Trump has “never understood that you don’t trash the people you put in place,” said Warren Foss, a New York attorney who represented bondholders when Trump’s Atlantic City casinos were in severe financial trouble in 1991. In negotiations between Trump’s lawyers and his creditors, Foss said, Trump would occasionally appear and “unload on us, and we’d say ‘thanks for your input.’ For 30 minutes, we had to put up with his show, and then he got back in his limo and we got back to business.”
Through the years, people on Trump’s side and those aligned against him often decided there was no percentage in openly fighting him. “He believes so strongly in the value of his name,” Foss said. “He believes in himself and that’s constant.”
The nuts and bolts of impeachment were bound to trigger Trump’s defense mechanisms, his loyalists and critics agree. Impeachment is the ultimate expression of Washington’s core business — process. It’s the rare constitutional undertaking that brings all three branches of government together. One party can impeach a president, but removing him from office requires bipartisan consensus.
As it happens, process and consensus are things Trump has been suspicious of throughout his career. He has railed since he first went into business against elites, lawyers, bureaucrats and the methodical detail work of building alliances. He prefers to win by himself, using attacks and brash end-runs around official procedure to get his way and build his brand, according to former Trump Organization executives who worked with him for decades. It’s an approach his fans love and his critics consider appalling.

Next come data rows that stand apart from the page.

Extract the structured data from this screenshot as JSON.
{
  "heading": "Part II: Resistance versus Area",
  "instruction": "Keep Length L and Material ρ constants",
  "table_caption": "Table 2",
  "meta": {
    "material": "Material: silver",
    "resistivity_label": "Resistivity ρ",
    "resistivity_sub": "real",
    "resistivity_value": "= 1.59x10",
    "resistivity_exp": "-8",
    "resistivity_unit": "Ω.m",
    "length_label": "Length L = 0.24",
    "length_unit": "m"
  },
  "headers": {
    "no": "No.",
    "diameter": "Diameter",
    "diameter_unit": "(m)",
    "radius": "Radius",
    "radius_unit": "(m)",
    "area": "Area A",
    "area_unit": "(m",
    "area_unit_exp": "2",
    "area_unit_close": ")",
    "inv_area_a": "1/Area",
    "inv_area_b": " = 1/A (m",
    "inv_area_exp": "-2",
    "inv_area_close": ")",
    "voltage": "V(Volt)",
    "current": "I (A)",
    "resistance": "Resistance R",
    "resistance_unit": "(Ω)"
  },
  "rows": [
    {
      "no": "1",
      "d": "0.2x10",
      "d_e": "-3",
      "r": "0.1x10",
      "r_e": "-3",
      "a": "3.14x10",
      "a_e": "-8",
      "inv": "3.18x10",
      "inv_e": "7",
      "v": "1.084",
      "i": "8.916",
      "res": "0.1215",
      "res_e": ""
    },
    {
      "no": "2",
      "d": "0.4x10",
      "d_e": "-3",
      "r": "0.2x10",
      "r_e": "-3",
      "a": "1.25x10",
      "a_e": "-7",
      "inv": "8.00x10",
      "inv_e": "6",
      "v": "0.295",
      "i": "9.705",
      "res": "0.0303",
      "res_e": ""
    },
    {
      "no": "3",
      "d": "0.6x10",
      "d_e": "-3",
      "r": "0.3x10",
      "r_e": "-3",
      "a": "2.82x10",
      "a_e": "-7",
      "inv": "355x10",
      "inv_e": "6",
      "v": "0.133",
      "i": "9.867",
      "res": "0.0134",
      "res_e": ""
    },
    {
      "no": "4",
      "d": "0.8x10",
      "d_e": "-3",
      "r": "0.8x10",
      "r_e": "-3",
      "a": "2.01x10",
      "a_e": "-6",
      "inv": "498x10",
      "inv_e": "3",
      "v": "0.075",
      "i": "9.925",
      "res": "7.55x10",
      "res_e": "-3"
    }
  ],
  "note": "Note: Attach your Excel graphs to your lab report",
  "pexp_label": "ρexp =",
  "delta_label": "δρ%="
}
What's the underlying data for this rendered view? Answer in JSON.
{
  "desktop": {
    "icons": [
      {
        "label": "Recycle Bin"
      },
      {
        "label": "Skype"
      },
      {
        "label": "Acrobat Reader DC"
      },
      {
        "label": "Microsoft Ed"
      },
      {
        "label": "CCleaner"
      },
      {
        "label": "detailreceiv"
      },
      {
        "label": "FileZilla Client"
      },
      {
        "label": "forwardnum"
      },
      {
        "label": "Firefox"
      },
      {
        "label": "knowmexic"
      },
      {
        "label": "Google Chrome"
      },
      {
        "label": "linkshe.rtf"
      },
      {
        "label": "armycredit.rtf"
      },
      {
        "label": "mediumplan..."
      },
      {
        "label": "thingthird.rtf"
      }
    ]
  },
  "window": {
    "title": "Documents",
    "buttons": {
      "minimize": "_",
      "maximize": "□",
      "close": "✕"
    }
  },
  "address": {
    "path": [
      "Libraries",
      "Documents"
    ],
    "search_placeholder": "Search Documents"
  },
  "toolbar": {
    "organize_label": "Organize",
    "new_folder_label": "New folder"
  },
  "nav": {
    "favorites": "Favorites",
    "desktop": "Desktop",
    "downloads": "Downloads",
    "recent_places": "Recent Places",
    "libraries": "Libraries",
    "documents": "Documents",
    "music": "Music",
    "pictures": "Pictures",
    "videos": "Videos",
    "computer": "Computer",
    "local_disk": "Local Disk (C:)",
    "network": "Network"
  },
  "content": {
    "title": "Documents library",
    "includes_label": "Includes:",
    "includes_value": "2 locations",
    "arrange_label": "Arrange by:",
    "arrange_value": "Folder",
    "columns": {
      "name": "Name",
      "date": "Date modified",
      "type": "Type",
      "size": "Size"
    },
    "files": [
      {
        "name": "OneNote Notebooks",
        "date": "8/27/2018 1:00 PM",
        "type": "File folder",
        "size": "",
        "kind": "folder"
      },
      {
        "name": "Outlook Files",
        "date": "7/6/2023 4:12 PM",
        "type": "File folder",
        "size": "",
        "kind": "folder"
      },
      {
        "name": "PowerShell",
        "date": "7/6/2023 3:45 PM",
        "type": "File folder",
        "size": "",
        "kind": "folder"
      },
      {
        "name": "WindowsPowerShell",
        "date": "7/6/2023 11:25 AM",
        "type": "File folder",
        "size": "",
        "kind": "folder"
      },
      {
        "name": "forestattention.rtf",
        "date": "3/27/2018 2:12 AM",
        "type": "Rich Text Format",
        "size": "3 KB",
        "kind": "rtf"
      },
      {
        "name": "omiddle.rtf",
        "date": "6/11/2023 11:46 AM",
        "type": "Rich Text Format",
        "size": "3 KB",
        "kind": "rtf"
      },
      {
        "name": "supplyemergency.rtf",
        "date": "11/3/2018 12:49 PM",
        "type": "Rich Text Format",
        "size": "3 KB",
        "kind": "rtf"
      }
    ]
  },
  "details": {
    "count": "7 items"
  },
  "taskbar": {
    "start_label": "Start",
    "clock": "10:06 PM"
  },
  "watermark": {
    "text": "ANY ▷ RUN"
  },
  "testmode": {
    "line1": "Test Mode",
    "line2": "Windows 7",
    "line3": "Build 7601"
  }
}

To remain in office, Trump must rely on his Republican allies in Congress, who have mounted any number of defenses for the president.
Some have said, as Trump does, that he did no wrong. “It’s perfectly appropriate to ask a foreign leader to look into potential corruption,” said Rep. Brad Wenstrup (R-Ohio). Others said Trump may have asked for an investigation into the company connected to Biden’s son, Hunter, but did not offer anything in exchange. And Sen. Lindsey O. Graham (R-S.C.) has said that Trump could not have demanded a quid pro quo because his policy toward Ukraine was “incoherent.”
Still, others base their defense on the idea that what happened between the president and Ukraine was murky and unknowable — a very different defense from Trump’s statement that he did nothing questionable.
“An impeachment inquiry is supposed to be clear,” Rep. John Ratcliffe (R-Tex.) said during Tuesday’s hearing. “It’s supposed to be overwhelming and compelling. If two people on the call disagree honestly about whether or not there was a demand … that is not a clear and compelling basis to undo 63 million votes and remove a president from office.”
But Trump has repeatedly said there was no murk. “I want nothing,” he said Wednesday, repeating words he said were meant to assure Ukraine’s leaders that he was not demanding the investigation that several witnesses have told the committee Trump clearly wanted.
The oft-repeated simple phrase is an example of one of his favorite weapons: the rhetorical knockout punch. When Cher, the singer, tweeted in 2012 that Trump was a “racist cretin,” Trump responded with trash talk about “your massive plastic surgeries that didn’t work.”
“I knocked the [expletive] out of her and she never said a thing about me after that,” Trump told biographer Michael D’Antonio.
For many Republicans in Congress, this is no time to try to change a president who believes that a story oft-told will generally be accepted as true.
“For good or ill, Trump rhetorically is who he is,” Cole said. “There’s a lot of noise, but broadly speaking, he’s done what he said he’d do.”
And that reality is that the president said he believes in nothing as strongly as his father’s admonition to “be a killer” — to win, whatever it takes.
“Never, ever give up,” Trump said in a 2004 commencement address. “Don’t give up. Don’t allow it to happen. If there’s a concrete wall in front of you, go through it, go over it, go around it. But get to the other side of that wall.”